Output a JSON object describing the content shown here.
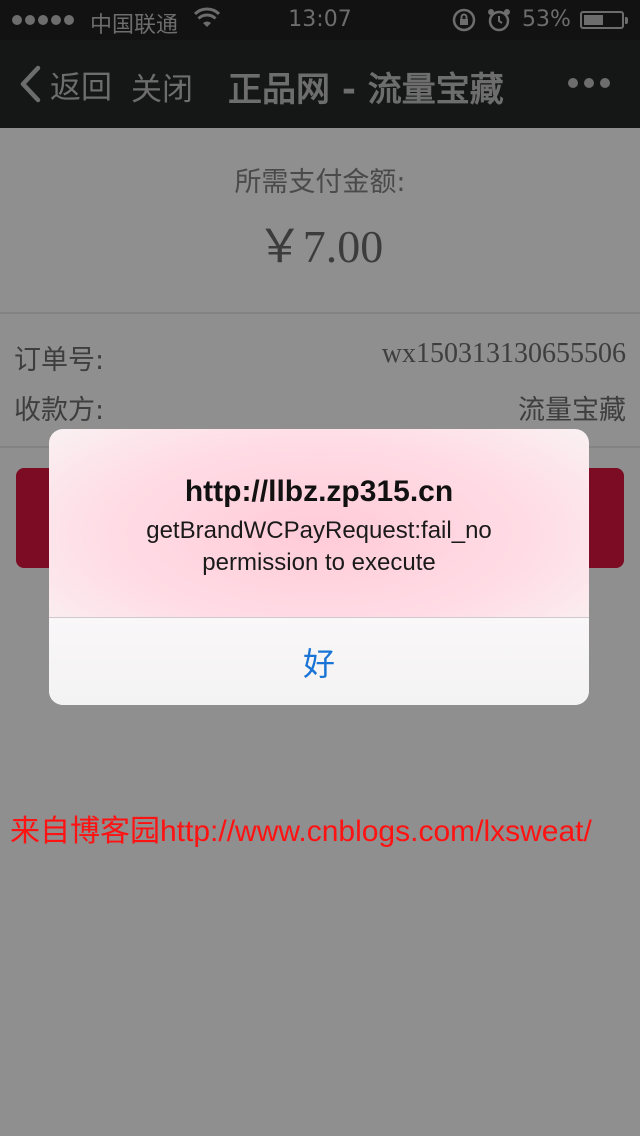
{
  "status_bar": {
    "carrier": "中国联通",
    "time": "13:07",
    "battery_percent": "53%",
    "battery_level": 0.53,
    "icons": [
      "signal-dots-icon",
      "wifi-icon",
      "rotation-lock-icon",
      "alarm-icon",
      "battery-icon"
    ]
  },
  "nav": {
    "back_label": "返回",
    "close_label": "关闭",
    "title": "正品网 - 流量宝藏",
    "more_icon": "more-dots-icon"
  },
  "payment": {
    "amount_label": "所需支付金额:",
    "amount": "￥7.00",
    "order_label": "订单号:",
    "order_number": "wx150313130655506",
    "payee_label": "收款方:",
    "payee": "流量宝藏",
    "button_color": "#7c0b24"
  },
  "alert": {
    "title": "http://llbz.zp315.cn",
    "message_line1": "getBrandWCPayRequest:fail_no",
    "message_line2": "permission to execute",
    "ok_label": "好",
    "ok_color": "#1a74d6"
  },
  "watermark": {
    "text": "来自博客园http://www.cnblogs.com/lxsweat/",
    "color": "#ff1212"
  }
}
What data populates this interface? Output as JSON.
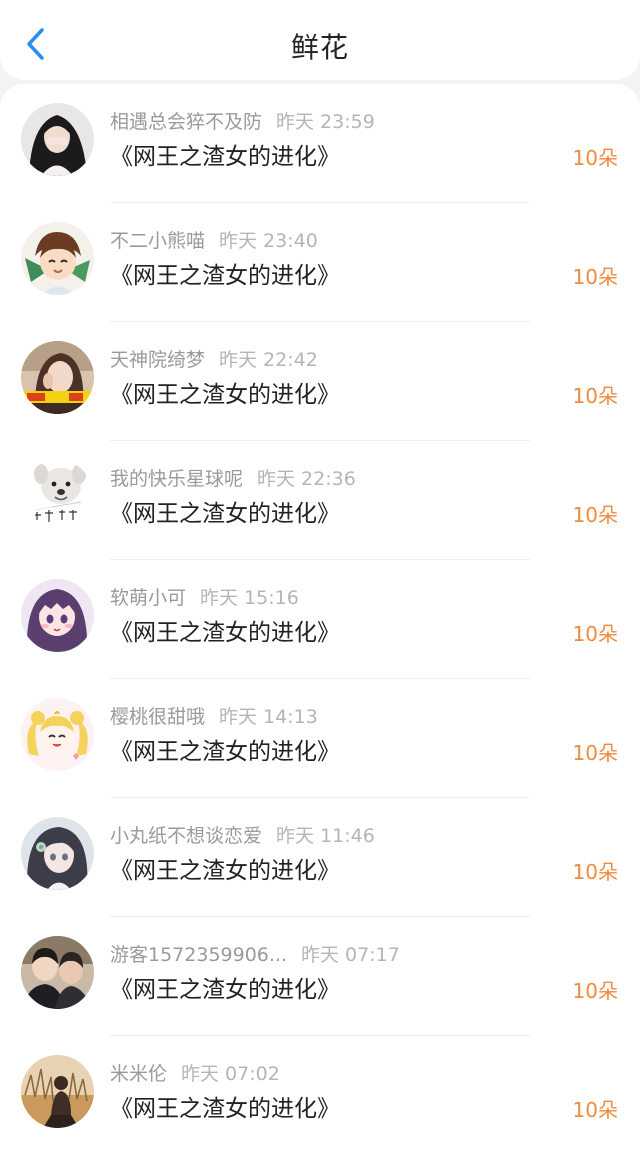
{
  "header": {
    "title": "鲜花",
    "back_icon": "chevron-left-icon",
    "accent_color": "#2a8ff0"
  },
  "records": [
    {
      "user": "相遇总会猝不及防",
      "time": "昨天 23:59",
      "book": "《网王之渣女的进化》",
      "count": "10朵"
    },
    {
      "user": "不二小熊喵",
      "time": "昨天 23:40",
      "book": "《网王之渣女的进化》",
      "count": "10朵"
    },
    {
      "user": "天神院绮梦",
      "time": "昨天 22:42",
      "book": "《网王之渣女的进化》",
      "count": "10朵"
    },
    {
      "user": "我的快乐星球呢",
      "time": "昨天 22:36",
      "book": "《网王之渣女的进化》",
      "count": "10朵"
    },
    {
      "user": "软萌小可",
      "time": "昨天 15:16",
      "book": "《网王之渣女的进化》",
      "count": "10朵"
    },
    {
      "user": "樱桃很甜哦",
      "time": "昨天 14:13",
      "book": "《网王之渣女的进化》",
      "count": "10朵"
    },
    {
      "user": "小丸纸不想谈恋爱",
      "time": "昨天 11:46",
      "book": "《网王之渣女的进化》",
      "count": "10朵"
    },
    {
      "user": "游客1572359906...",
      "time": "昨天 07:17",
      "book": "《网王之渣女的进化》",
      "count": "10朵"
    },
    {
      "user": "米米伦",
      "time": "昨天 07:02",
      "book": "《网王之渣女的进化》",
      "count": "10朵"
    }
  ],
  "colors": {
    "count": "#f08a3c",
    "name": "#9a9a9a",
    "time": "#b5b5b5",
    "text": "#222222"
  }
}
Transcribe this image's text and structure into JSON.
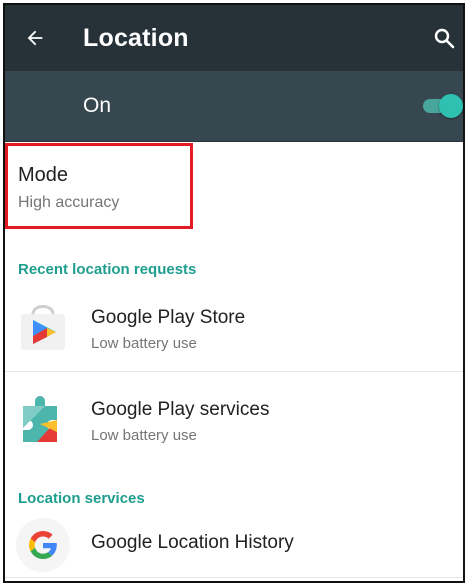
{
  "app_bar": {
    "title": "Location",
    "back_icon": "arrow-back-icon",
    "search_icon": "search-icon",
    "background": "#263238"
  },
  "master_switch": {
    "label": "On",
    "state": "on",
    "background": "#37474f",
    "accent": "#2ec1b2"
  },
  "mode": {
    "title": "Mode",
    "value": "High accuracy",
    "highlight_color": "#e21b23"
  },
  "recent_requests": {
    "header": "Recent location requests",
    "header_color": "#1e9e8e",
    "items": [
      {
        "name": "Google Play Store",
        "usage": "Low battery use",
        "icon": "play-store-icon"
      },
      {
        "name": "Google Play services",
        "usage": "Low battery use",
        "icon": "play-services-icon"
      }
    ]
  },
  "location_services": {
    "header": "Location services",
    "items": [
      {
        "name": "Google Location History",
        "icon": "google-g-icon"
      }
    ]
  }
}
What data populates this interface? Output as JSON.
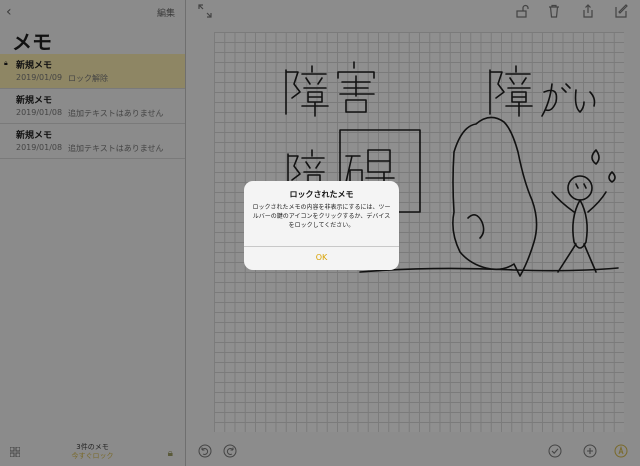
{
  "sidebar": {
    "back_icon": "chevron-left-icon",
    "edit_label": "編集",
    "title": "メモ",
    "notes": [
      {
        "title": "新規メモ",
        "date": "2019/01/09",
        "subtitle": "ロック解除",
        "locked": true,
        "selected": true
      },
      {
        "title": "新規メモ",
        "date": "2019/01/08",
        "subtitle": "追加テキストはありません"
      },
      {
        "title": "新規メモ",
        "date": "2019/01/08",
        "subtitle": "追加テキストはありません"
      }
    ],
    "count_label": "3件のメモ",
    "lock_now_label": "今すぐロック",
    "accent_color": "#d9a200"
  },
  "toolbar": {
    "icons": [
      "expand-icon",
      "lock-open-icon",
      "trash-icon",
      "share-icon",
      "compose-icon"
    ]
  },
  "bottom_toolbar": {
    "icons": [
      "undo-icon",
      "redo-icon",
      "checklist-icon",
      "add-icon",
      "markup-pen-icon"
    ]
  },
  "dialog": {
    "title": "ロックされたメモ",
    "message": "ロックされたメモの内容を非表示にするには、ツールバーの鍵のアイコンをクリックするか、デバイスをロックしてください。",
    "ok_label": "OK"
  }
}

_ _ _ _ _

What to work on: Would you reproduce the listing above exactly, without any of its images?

Solved problem:
Output a JSON object describing the content shown here.
{
  "status_bar": {
    "carrier": "中国联通",
    "time": "13:07",
    "battery_percent": "53%",
    "battery_level": 0.53,
    "icons": [
      "signal-dots-icon",
      "wifi-icon",
      "rotation-lock-icon",
      "alarm-icon",
      "battery-icon"
    ]
  },
  "nav": {
    "back_label": "返回",
    "close_label": "关闭",
    "title": "正品网 - 流量宝藏",
    "more_icon": "more-dots-icon"
  },
  "payment": {
    "amount_label": "所需支付金额:",
    "amount": "￥7.00",
    "order_label": "订单号:",
    "order_number": "wx150313130655506",
    "payee_label": "收款方:",
    "payee": "流量宝藏",
    "button_color": "#7c0b24"
  },
  "alert": {
    "title": "http://llbz.zp315.cn",
    "message_line1": "getBrandWCPayRequest:fail_no",
    "message_line2": "permission to execute",
    "ok_label": "好",
    "ok_color": "#1a74d6"
  },
  "watermark": {
    "text": "来自博客园http://www.cnblogs.com/lxsweat/",
    "color": "#ff1212"
  }
}
What data populates this interface? Output as JSON.
{
  "header": {
    "title": "鲜花",
    "back_icon": "chevron-left-icon",
    "accent_color": "#2a8ff0"
  },
  "records": [
    {
      "user": "相遇总会猝不及防",
      "time": "昨天 23:59",
      "book": "《网王之渣女的进化》",
      "count": "10朵"
    },
    {
      "user": "不二小熊喵",
      "time": "昨天 23:40",
      "book": "《网王之渣女的进化》",
      "count": "10朵"
    },
    {
      "user": "天神院绮梦",
      "time": "昨天 22:42",
      "book": "《网王之渣女的进化》",
      "count": "10朵"
    },
    {
      "user": "我的快乐星球呢",
      "time": "昨天 22:36",
      "book": "《网王之渣女的进化》",
      "count": "10朵"
    },
    {
      "user": "软萌小可",
      "time": "昨天 15:16",
      "book": "《网王之渣女的进化》",
      "count": "10朵"
    },
    {
      "user": "樱桃很甜哦",
      "time": "昨天 14:13",
      "book": "《网王之渣女的进化》",
      "count": "10朵"
    },
    {
      "user": "小丸纸不想谈恋爱",
      "time": "昨天 11:46",
      "book": "《网王之渣女的进化》",
      "count": "10朵"
    },
    {
      "user": "游客1572359906...",
      "time": "昨天 07:17",
      "book": "《网王之渣女的进化》",
      "count": "10朵"
    },
    {
      "user": "米米伦",
      "time": "昨天 07:02",
      "book": "《网王之渣女的进化》",
      "count": "10朵"
    }
  ],
  "colors": {
    "count": "#f08a3c",
    "name": "#9a9a9a",
    "time": "#b5b5b5",
    "text": "#222222"
  }
}
Transcribe this image's text and structure into JSON.
{
  "app_bar": {
    "title": "Location",
    "back_icon": "arrow-back-icon",
    "search_icon": "search-icon",
    "background": "#263238"
  },
  "master_switch": {
    "label": "On",
    "state": "on",
    "background": "#37474f",
    "accent": "#2ec1b2"
  },
  "mode": {
    "title": "Mode",
    "value": "High accuracy",
    "highlight_color": "#e21b23"
  },
  "recent_requests": {
    "header": "Recent location requests",
    "header_color": "#1e9e8e",
    "items": [
      {
        "name": "Google Play Store",
        "usage": "Low battery use",
        "icon": "play-store-icon"
      },
      {
        "name": "Google Play services",
        "usage": "Low battery use",
        "icon": "play-services-icon"
      }
    ]
  },
  "location_services": {
    "header": "Location services",
    "items": [
      {
        "name": "Google Location History",
        "icon": "google-g-icon"
      }
    ]
  }
}
What data populates this interface? Output as JSON.
{
  "sidebar": {
    "back_icon": "chevron-left-icon",
    "edit_label": "編集",
    "title": "メモ",
    "notes": [
      {
        "title": "新規メモ",
        "date": "2019/01/09",
        "subtitle": "ロック解除",
        "locked": true,
        "selected": true
      },
      {
        "title": "新規メモ",
        "date": "2019/01/08",
        "subtitle": "追加テキストはありません"
      },
      {
        "title": "新規メモ",
        "date": "2019/01/08",
        "subtitle": "追加テキストはありません"
      }
    ],
    "count_label": "3件のメモ",
    "lock_now_label": "今すぐロック",
    "accent_color": "#d9a200"
  },
  "toolbar": {
    "icons": [
      "expand-icon",
      "lock-open-icon",
      "trash-icon",
      "share-icon",
      "compose-icon"
    ]
  },
  "bottom_toolbar": {
    "icons": [
      "undo-icon",
      "redo-icon",
      "checklist-icon",
      "add-icon",
      "markup-pen-icon"
    ]
  },
  "dialog": {
    "title": "ロックされたメモ",
    "message": "ロックされたメモの内容を非表示にするには、ツールバーの鍵のアイコンをクリックするか、デバイスをロックしてください。",
    "ok_label": "OK"
  }
}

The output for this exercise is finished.